Stored data entries
* * *

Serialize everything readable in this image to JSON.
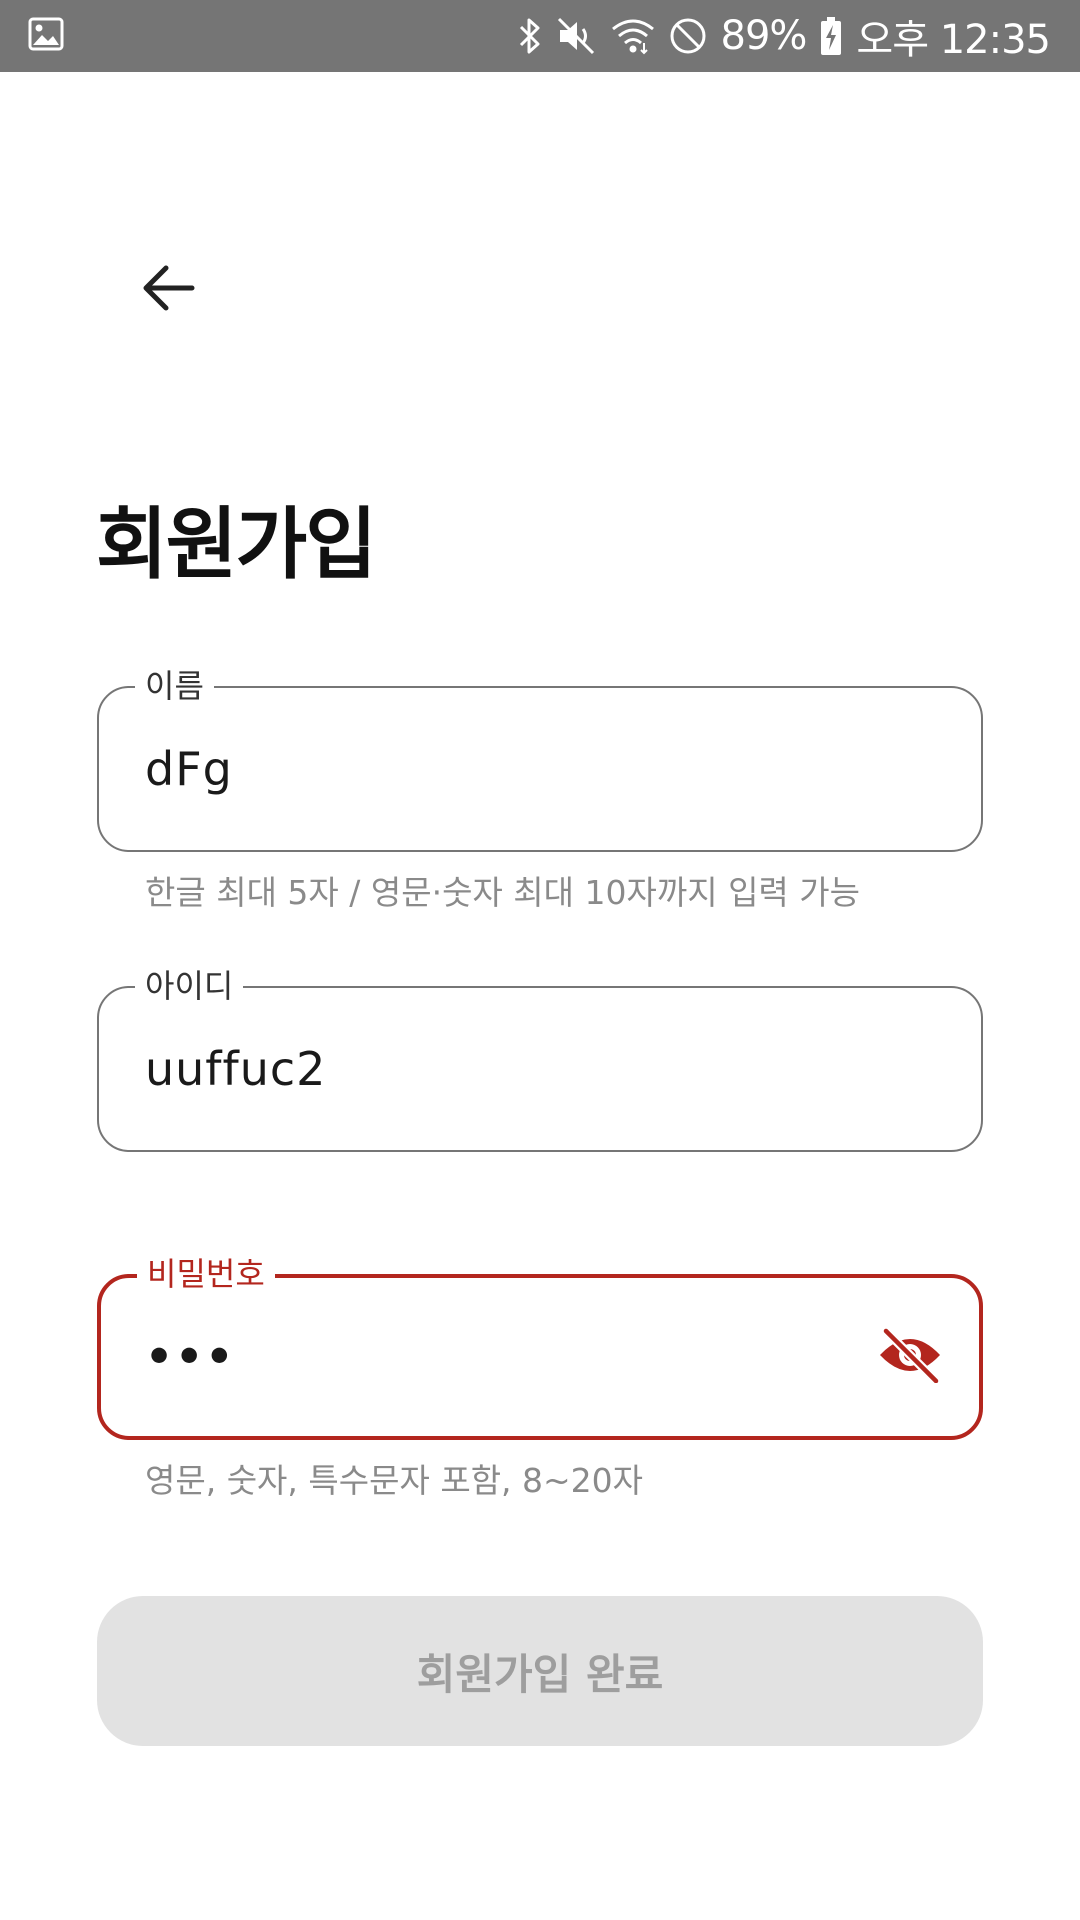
{
  "status_bar": {
    "battery": "89%",
    "time": "오후 12:35",
    "icons": [
      "gallery-icon",
      "bluetooth-icon",
      "mute-icon",
      "wifi-icon",
      "do-not-disturb-icon",
      "battery-charging-icon"
    ]
  },
  "header": {
    "back_icon": "arrow-left-icon",
    "title": "회원가입"
  },
  "form": {
    "name": {
      "label": "이름",
      "value": "dFg",
      "helper": "한글 최대 5자 / 영문·숫자 최대 10자까지 입력 가능"
    },
    "id": {
      "label": "아이디",
      "value": "uuffuc2"
    },
    "password": {
      "label": "비밀번호",
      "value": "•••",
      "helper": "영문, 숫자, 특수문자 포함, 8~20자",
      "toggle_icon": "eye-off-icon",
      "state": "error"
    }
  },
  "submit": {
    "label": "회원가입 완료",
    "enabled": false
  },
  "colors": {
    "status_bar": "#757575",
    "error": "#b3261e",
    "field_border": "#767676",
    "button_disabled_bg": "#e2e2e2",
    "button_disabled_text": "#9e9e9e",
    "helper_text": "#8a8a8a"
  }
}
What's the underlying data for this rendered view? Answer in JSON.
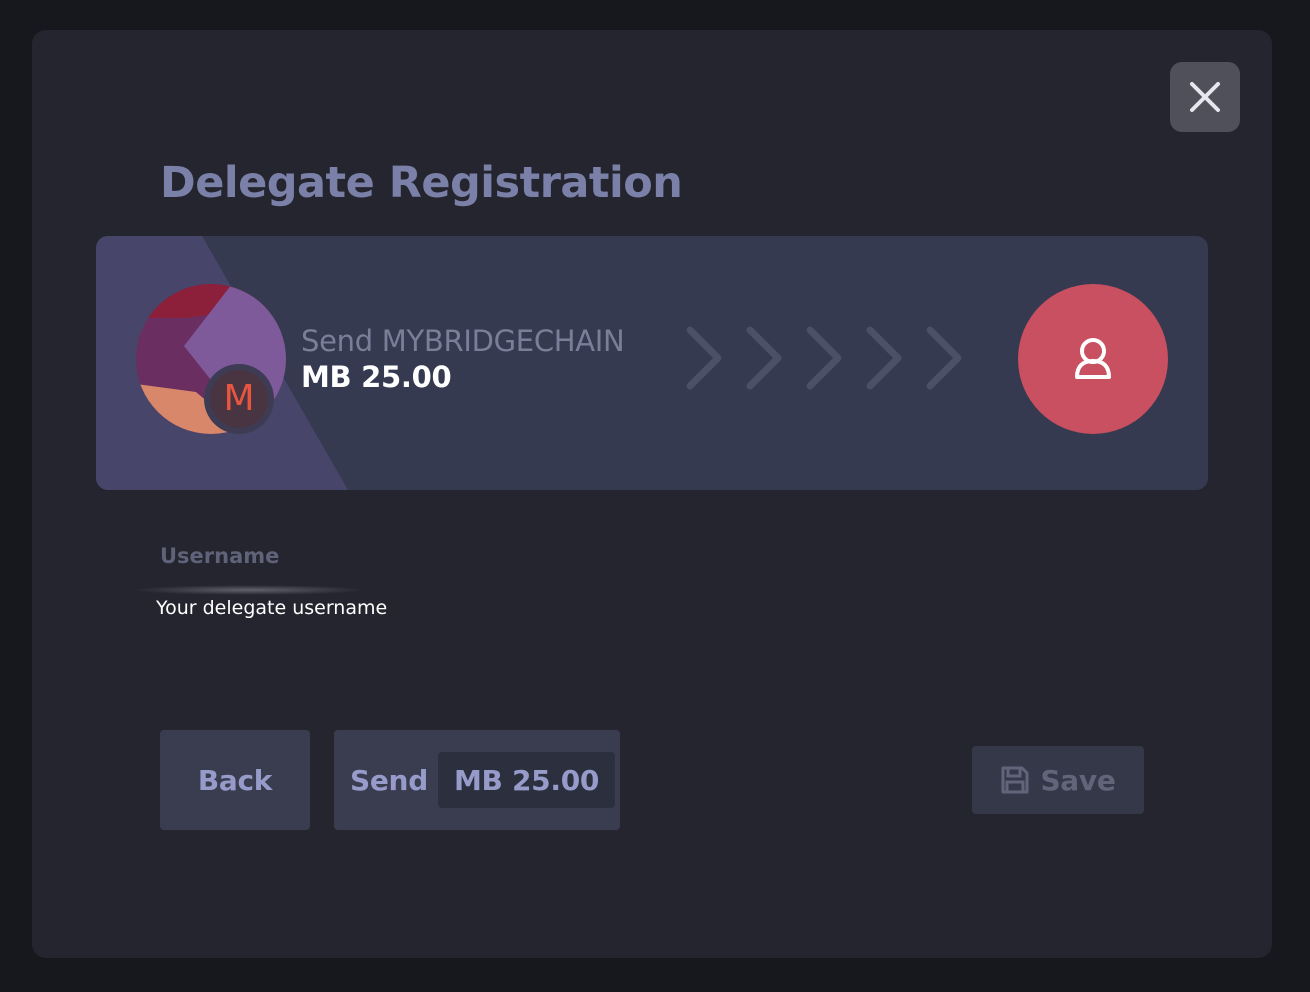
{
  "modal": {
    "title": "Delegate Registration",
    "close_icon": "close-icon"
  },
  "transaction": {
    "send_label": "Send MYBRIDGECHAIN",
    "amount": "MB 25.00",
    "token_badge_letter": "M",
    "recipient_icon": "user-icon",
    "colors": {
      "recipient_bg": "#c85060",
      "token_letter": "#e8563f"
    }
  },
  "form": {
    "username_label": "Username",
    "username_placeholder": "Your delegate username",
    "username_value": ""
  },
  "actions": {
    "back_label": "Back",
    "send_label": "Send",
    "send_amount": "MB 25.00",
    "save_label": "Save",
    "save_icon": "save-icon"
  }
}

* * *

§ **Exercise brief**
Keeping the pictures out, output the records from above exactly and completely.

§ **Task response**
Serialize everything readable in this image to JSON.
{
  "status_bar": {
    "battery": "89%",
    "time": "오후 12:35",
    "icons": [
      "gallery-icon",
      "bluetooth-icon",
      "mute-icon",
      "wifi-icon",
      "do-not-disturb-icon",
      "battery-charging-icon"
    ]
  },
  "header": {
    "back_icon": "arrow-left-icon",
    "title": "회원가입"
  },
  "form": {
    "name": {
      "label": "이름",
      "value": "dFg",
      "helper": "한글 최대 5자 / 영문·숫자 최대 10자까지 입력 가능"
    },
    "id": {
      "label": "아이디",
      "value": "uuffuc2"
    },
    "password": {
      "label": "비밀번호",
      "value": "•••",
      "helper": "영문, 숫자, 특수문자 포함, 8~20자",
      "toggle_icon": "eye-off-icon",
      "state": "error"
    }
  },
  "submit": {
    "label": "회원가입 완료",
    "enabled": false
  },
  "colors": {
    "status_bar": "#757575",
    "error": "#b3261e",
    "field_border": "#767676",
    "button_disabled_bg": "#e2e2e2",
    "button_disabled_text": "#9e9e9e",
    "helper_text": "#8a8a8a"
  }
}
What's the underlying data for this rendered view? Answer in JSON.
{
  "modal": {
    "title": "Delegate Registration",
    "close_icon": "close-icon"
  },
  "transaction": {
    "send_label": "Send MYBRIDGECHAIN",
    "amount": "MB 25.00",
    "token_badge_letter": "M",
    "recipient_icon": "user-icon",
    "colors": {
      "recipient_bg": "#c85060",
      "token_letter": "#e8563f"
    }
  },
  "form": {
    "username_label": "Username",
    "username_placeholder": "Your delegate username",
    "username_value": ""
  },
  "actions": {
    "back_label": "Back",
    "send_label": "Send",
    "send_amount": "MB 25.00",
    "save_label": "Save",
    "save_icon": "save-icon"
  }
}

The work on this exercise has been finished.